▶ **Available data**:
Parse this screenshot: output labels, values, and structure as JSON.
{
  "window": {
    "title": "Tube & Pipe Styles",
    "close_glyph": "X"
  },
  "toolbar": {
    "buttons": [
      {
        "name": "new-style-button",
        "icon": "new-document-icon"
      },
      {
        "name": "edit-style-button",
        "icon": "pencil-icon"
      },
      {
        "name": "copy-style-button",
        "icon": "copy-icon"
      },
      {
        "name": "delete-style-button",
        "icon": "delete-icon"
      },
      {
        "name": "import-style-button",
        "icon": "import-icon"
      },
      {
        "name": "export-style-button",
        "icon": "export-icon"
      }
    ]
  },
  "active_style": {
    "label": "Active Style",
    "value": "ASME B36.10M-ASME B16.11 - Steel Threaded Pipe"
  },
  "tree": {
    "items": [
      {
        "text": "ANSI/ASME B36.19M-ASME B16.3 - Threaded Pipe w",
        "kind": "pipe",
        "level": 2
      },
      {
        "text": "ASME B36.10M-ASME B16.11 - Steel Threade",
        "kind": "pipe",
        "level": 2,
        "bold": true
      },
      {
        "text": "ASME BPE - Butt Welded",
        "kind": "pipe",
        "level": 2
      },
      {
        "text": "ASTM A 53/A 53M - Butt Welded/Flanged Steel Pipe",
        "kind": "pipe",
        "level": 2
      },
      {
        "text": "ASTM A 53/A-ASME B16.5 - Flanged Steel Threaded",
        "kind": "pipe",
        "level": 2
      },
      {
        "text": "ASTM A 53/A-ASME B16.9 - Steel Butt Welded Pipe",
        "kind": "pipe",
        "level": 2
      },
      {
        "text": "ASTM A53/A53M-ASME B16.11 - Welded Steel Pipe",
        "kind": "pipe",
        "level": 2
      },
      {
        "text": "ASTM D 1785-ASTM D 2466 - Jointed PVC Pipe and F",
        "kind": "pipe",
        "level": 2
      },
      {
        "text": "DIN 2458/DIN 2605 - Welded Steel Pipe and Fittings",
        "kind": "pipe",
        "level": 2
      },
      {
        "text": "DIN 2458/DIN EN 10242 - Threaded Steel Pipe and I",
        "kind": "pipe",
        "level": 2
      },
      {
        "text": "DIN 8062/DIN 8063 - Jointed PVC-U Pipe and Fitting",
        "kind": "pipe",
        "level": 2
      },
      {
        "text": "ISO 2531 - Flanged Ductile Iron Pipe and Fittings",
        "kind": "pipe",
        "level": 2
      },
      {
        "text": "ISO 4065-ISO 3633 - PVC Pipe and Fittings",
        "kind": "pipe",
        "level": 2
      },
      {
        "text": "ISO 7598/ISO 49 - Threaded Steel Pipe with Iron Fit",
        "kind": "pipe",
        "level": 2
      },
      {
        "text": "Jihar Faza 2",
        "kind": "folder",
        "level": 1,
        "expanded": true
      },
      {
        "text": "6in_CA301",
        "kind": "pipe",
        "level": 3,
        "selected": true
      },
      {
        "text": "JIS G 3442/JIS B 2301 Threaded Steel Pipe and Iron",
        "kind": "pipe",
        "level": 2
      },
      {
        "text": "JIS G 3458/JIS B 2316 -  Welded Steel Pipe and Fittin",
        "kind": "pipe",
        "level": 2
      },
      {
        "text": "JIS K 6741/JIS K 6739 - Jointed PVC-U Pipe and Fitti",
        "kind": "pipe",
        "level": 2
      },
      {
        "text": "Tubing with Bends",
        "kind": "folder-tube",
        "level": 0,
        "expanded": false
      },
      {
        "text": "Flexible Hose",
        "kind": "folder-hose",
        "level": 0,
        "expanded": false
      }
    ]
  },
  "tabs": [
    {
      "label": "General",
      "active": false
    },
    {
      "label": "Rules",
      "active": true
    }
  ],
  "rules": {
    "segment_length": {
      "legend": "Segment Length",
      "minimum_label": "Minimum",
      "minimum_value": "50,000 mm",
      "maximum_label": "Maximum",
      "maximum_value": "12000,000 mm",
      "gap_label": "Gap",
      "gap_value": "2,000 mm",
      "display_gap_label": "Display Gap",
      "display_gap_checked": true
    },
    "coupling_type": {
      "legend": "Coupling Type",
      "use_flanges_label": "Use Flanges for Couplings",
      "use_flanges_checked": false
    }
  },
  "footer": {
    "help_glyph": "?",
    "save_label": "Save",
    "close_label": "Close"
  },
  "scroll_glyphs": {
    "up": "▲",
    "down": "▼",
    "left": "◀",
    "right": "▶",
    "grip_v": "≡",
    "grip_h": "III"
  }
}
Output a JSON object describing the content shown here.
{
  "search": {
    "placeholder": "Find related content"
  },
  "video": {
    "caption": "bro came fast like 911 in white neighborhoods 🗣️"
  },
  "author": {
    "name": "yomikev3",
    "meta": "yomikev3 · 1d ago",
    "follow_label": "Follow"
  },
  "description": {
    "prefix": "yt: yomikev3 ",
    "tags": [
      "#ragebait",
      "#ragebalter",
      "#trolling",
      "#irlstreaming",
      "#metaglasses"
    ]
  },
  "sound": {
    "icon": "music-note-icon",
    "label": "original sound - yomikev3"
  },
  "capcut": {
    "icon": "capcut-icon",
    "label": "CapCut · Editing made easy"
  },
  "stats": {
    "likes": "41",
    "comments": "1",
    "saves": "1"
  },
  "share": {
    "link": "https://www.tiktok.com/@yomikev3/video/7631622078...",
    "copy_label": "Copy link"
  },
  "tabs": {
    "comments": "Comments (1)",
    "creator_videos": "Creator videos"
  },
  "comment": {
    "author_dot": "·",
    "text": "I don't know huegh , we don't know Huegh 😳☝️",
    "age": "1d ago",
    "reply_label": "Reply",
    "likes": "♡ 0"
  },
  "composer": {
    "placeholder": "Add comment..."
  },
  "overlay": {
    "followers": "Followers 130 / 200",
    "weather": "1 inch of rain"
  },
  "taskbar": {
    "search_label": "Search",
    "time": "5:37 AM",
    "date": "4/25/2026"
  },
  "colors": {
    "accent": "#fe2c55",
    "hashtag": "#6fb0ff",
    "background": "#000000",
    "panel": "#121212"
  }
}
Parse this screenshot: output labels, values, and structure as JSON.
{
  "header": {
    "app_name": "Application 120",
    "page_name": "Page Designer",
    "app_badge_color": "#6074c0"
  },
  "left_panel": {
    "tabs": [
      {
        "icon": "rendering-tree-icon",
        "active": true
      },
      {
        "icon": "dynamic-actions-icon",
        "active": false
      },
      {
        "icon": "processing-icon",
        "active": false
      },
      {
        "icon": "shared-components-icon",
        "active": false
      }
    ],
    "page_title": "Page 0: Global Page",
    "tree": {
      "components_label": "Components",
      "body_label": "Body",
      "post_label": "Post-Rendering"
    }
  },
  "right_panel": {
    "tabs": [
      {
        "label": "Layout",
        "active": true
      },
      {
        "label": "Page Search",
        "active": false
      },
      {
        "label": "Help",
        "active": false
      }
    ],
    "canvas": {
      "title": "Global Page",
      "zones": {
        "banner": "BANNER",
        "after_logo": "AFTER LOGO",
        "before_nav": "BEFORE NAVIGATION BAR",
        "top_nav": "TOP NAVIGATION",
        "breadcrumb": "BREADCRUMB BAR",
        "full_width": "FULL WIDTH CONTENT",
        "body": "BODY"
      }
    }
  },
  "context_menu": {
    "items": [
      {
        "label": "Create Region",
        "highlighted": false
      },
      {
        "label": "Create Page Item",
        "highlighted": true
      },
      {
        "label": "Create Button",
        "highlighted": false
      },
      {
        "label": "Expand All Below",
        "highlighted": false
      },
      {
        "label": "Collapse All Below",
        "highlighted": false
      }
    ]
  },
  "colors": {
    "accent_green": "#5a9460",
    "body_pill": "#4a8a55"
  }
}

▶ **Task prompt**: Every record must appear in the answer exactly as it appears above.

▶ **Answer to this exercise**:
Parse this screenshot: output labels, values, and structure as JSON.
{
  "window": {
    "title": "Tube & Pipe Styles",
    "close_glyph": "X"
  },
  "toolbar": {
    "buttons": [
      {
        "name": "new-style-button",
        "icon": "new-document-icon"
      },
      {
        "name": "edit-style-button",
        "icon": "pencil-icon"
      },
      {
        "name": "copy-style-button",
        "icon": "copy-icon"
      },
      {
        "name": "delete-style-button",
        "icon": "delete-icon"
      },
      {
        "name": "import-style-button",
        "icon": "import-icon"
      },
      {
        "name": "export-style-button",
        "icon": "export-icon"
      }
    ]
  },
  "active_style": {
    "label": "Active Style",
    "value": "ASME B36.10M-ASME B16.11 - Steel Threaded Pipe"
  },
  "tree": {
    "items": [
      {
        "text": "ANSI/ASME B36.19M-ASME B16.3 - Threaded Pipe w",
        "kind": "pipe",
        "level": 2
      },
      {
        "text": "ASME B36.10M-ASME B16.11 - Steel Threade",
        "kind": "pipe",
        "level": 2,
        "bold": true
      },
      {
        "text": "ASME BPE - Butt Welded",
        "kind": "pipe",
        "level": 2
      },
      {
        "text": "ASTM A 53/A 53M - Butt Welded/Flanged Steel Pipe",
        "kind": "pipe",
        "level": 2
      },
      {
        "text": "ASTM A 53/A-ASME B16.5 - Flanged Steel Threaded",
        "kind": "pipe",
        "level": 2
      },
      {
        "text": "ASTM A 53/A-ASME B16.9 - Steel Butt Welded Pipe",
        "kind": "pipe",
        "level": 2
      },
      {
        "text": "ASTM A53/A53M-ASME B16.11 - Welded Steel Pipe",
        "kind": "pipe",
        "level": 2
      },
      {
        "text": "ASTM D 1785-ASTM D 2466 - Jointed PVC Pipe and F",
        "kind": "pipe",
        "level": 2
      },
      {
        "text": "DIN 2458/DIN 2605 - Welded Steel Pipe and Fittings",
        "kind": "pipe",
        "level": 2
      },
      {
        "text": "DIN 2458/DIN EN 10242 - Threaded Steel Pipe and I",
        "kind": "pipe",
        "level": 2
      },
      {
        "text": "DIN 8062/DIN 8063 - Jointed PVC-U Pipe and Fitting",
        "kind": "pipe",
        "level": 2
      },
      {
        "text": "ISO 2531 - Flanged Ductile Iron Pipe and Fittings",
        "kind": "pipe",
        "level": 2
      },
      {
        "text": "ISO 4065-ISO 3633 - PVC Pipe and Fittings",
        "kind": "pipe",
        "level": 2
      },
      {
        "text": "ISO 7598/ISO 49 - Threaded Steel Pipe with Iron Fit",
        "kind": "pipe",
        "level": 2
      },
      {
        "text": "Jihar Faza 2",
        "kind": "folder",
        "level": 1,
        "expanded": true
      },
      {
        "text": "6in_CA301",
        "kind": "pipe",
        "level": 3,
        "selected": true
      },
      {
        "text": "JIS G 3442/JIS B 2301 Threaded Steel Pipe and Iron",
        "kind": "pipe",
        "level": 2
      },
      {
        "text": "JIS G 3458/JIS B 2316 -  Welded Steel Pipe and Fittin",
        "kind": "pipe",
        "level": 2
      },
      {
        "text": "JIS K 6741/JIS K 6739 - Jointed PVC-U Pipe and Fitti",
        "kind": "pipe",
        "level": 2
      },
      {
        "text": "Tubing with Bends",
        "kind": "folder-tube",
        "level": 0,
        "expanded": false
      },
      {
        "text": "Flexible Hose",
        "kind": "folder-hose",
        "level": 0,
        "expanded": false
      }
    ]
  },
  "tabs": [
    {
      "label": "General",
      "active": false
    },
    {
      "label": "Rules",
      "active": true
    }
  ],
  "rules": {
    "segment_length": {
      "legend": "Segment Length",
      "minimum_label": "Minimum",
      "minimum_value": "50,000 mm",
      "maximum_label": "Maximum",
      "maximum_value": "12000,000 mm",
      "gap_label": "Gap",
      "gap_value": "2,000 mm",
      "display_gap_label": "Display Gap",
      "display_gap_checked": true
    },
    "coupling_type": {
      "legend": "Coupling Type",
      "use_flanges_label": "Use Flanges for Couplings",
      "use_flanges_checked": false
    }
  },
  "footer": {
    "help_glyph": "?",
    "save_label": "Save",
    "close_label": "Close"
  },
  "scroll_glyphs": {
    "up": "▲",
    "down": "▼",
    "left": "◀",
    "right": "▶",
    "grip_v": "≡",
    "grip_h": "III"
  }
}
Output a JSON object describing the content shown here.
{
  "search": {
    "placeholder": "Find related content"
  },
  "video": {
    "caption": "bro came fast like 911 in white neighborhoods 🗣️"
  },
  "author": {
    "name": "yomikev3",
    "meta": "yomikev3 · 1d ago",
    "follow_label": "Follow"
  },
  "description": {
    "prefix": "yt: yomikev3 ",
    "tags": [
      "#ragebait",
      "#ragebalter",
      "#trolling",
      "#irlstreaming",
      "#metaglasses"
    ]
  },
  "sound": {
    "icon": "music-note-icon",
    "label": "original sound - yomikev3"
  },
  "capcut": {
    "icon": "capcut-icon",
    "label": "CapCut · Editing made easy"
  },
  "stats": {
    "likes": "41",
    "comments": "1",
    "saves": "1"
  },
  "share": {
    "link": "https://www.tiktok.com/@yomikev3/video/7631622078...",
    "copy_label": "Copy link"
  },
  "tabs": {
    "comments": "Comments (1)",
    "creator_videos": "Creator videos"
  },
  "comment": {
    "author_dot": "·",
    "text": "I don't know huegh , we don't know Huegh 😳☝️",
    "age": "1d ago",
    "reply_label": "Reply",
    "likes": "♡ 0"
  },
  "composer": {
    "placeholder": "Add comment..."
  },
  "overlay": {
    "followers": "Followers 130 / 200",
    "weather": "1 inch of rain"
  },
  "taskbar": {
    "search_label": "Search",
    "time": "5:37 AM",
    "date": "4/25/2026"
  },
  "colors": {
    "accent": "#fe2c55",
    "hashtag": "#6fb0ff",
    "background": "#000000",
    "panel": "#121212"
  }
}
Parse this screenshot: output labels, values, and structure as JSON.
{
  "header": {
    "app_name": "Application 120",
    "page_name": "Page Designer",
    "app_badge_color": "#6074c0"
  },
  "left_panel": {
    "tabs": [
      {
        "icon": "rendering-tree-icon",
        "active": true
      },
      {
        "icon": "dynamic-actions-icon",
        "active": false
      },
      {
        "icon": "processing-icon",
        "active": false
      },
      {
        "icon": "shared-components-icon",
        "active": false
      }
    ],
    "page_title": "Page 0: Global Page",
    "tree": {
      "components_label": "Components",
      "body_label": "Body",
      "post_label": "Post-Rendering"
    }
  },
  "right_panel": {
    "tabs": [
      {
        "label": "Layout",
        "active": true
      },
      {
        "label": "Page Search",
        "active": false
      },
      {
        "label": "Help",
        "active": false
      }
    ],
    "canvas": {
      "title": "Global Page",
      "zones": {
        "banner": "BANNER",
        "after_logo": "AFTER LOGO",
        "before_nav": "BEFORE NAVIGATION BAR",
        "top_nav": "TOP NAVIGATION",
        "breadcrumb": "BREADCRUMB BAR",
        "full_width": "FULL WIDTH CONTENT",
        "body": "BODY"
      }
    }
  },
  "context_menu": {
    "items": [
      {
        "label": "Create Region",
        "highlighted": false
      },
      {
        "label": "Create Page Item",
        "highlighted": true
      },
      {
        "label": "Create Button",
        "highlighted": false
      },
      {
        "label": "Expand All Below",
        "highlighted": false
      },
      {
        "label": "Collapse All Below",
        "highlighted": false
      }
    ]
  },
  "colors": {
    "accent_green": "#5a9460",
    "body_pill": "#4a8a55"
  }
}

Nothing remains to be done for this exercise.